The Federal Government has begun construction of 37 “smart schools” across the country to boost Information Communication Technology (ICT).
Dr Hamid Bobboyi, Executive Secretary, Universal Basic Education Commission(UBEC), made this known to newsmen on Wednesday in Abuja.
Bobboyi said that extensive work had been done in 20 of the 37 schools to be built, while work would begin fully on the remaining 17 soon.
According to him, the initiative has become necessary to ensure that Nigeria competes favourably in the present world of technology.
The executive secretary emphasised that one of the best ways to achieve the milestone was to introduce children to e-learning from the moment they enrolled in school.
“In many parts of the world e-learning is an integral part of learning.

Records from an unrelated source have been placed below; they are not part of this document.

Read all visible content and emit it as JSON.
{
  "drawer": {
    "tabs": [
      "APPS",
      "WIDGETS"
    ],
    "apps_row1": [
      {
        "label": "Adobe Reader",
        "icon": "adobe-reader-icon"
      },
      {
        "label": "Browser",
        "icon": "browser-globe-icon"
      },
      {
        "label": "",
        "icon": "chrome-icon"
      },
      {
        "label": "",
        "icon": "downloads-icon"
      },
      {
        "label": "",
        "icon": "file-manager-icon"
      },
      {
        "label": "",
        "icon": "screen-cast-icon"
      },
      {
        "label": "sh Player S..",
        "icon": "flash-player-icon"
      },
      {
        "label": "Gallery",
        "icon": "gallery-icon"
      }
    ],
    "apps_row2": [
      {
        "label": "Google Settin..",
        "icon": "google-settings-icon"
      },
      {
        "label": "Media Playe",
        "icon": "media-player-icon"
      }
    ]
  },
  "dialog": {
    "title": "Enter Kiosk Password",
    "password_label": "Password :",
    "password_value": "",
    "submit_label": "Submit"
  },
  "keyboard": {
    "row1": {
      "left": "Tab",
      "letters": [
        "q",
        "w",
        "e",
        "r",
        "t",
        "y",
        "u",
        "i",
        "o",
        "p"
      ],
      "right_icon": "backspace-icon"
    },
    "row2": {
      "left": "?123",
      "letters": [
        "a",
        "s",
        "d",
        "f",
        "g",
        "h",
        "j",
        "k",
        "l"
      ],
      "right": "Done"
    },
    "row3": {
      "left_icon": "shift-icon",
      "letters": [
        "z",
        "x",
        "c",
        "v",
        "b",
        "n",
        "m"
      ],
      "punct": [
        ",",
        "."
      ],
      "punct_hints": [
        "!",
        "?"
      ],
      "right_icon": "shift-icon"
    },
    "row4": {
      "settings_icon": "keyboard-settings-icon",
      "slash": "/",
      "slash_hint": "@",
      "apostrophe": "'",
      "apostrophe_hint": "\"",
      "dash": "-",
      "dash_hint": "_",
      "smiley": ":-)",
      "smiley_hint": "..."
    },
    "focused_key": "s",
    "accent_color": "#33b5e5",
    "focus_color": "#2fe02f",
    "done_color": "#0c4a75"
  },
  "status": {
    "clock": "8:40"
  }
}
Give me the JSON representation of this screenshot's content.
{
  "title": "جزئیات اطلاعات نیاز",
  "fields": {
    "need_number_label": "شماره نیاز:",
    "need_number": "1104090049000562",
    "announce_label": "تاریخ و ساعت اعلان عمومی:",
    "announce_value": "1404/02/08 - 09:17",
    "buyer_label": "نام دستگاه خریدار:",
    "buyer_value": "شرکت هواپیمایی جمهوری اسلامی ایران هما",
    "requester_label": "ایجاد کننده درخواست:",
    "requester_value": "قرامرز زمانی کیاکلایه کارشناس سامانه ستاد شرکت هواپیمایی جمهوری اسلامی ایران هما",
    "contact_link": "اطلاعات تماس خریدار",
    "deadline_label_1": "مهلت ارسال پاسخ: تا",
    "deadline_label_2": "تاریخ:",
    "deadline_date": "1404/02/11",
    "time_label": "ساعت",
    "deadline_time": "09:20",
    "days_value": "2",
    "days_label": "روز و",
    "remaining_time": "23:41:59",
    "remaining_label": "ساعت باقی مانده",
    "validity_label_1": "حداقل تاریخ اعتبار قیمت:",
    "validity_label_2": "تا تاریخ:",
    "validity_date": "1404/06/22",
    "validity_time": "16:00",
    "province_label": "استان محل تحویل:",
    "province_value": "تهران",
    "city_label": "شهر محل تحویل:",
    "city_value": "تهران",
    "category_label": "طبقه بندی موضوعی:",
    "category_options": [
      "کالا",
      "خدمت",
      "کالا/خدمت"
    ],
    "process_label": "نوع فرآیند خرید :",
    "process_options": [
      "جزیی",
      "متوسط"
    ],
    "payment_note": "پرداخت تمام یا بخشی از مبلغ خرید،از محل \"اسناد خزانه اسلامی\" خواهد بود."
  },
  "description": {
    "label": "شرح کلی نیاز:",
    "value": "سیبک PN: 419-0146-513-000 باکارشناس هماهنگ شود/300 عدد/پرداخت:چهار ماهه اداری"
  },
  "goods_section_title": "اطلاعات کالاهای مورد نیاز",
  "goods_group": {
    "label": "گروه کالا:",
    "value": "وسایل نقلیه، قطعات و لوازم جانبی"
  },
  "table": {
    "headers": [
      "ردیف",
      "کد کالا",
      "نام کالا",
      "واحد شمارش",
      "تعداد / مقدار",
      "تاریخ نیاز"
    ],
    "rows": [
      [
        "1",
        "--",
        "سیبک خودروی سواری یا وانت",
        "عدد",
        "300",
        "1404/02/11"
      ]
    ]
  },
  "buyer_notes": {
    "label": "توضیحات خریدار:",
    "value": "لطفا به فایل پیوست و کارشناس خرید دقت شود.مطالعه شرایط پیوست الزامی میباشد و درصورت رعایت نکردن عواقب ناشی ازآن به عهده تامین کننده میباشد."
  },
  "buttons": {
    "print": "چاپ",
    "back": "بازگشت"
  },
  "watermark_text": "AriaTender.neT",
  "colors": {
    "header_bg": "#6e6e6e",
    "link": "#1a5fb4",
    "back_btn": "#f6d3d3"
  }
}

Some private schools have been into this business for sometime now.
“For public schools, we are pushing hard to ensure that we offer this opportunity to every Nigerian child regardless of whether they can afford the expenses or not,” he said.
On the budget for the project, Bobboyi said that the programme was an expensive venture, but government believed it was worth doing because it would develop the teachers of the next generation.
“Meanwhile, the project has a rolling budget. We give out funds in tranches based on the availability of resources.
“An average cost for constructing each of the schools at the zonal level is N600 million because they have more facilities.
“The average for the state models is about N350, 000 per school,” the executive secretary said.
Speaking on the uniqueness of “smart schools,” he said they would be hands-on, providing opportunities for children to use gadgets from point of enrolment.
“Each of the schools has a primary and junior secondary section. Those in the junior secondary section will be introduced to artificial intelligence.
“There is also provision for special education and this is to ensure that we do not isolate children with special needs.
“Other facilities in the schools are e-library, robotic laboratories and vocational laboratories, among others,” he said.
On some challenges the schools may face, including power shortage, inadequate access to internet services as well as insecurity, Bobboyi said all of those had been considered.
He said: “We are in touch with relevant government agencies and internet service providers and they are willing to render their services to ensure unfettered internet connectivity.
“It is no doubt going to be one of the most expensive components of the school but the project is worth it because of its numerous benefits.
“These schools will have a central control system which will be in the Federal Capital Territory (FCT). It will be a digital resource centre housing the servers for each of the schools.
“We will equally have backup at the zonal levels in the event that anything goes wrong with the central server.
“In terms of power supply, we are working with a Chinese company on a solar-based system with backup generators for a flawless service.
“There will equally be security gadgets like the Close Circuit Television (CCTV) to ensure adequate protection of life and property.”
Bobboyi added that government was doing so much in ensuring vocational learning in schools. (NAN)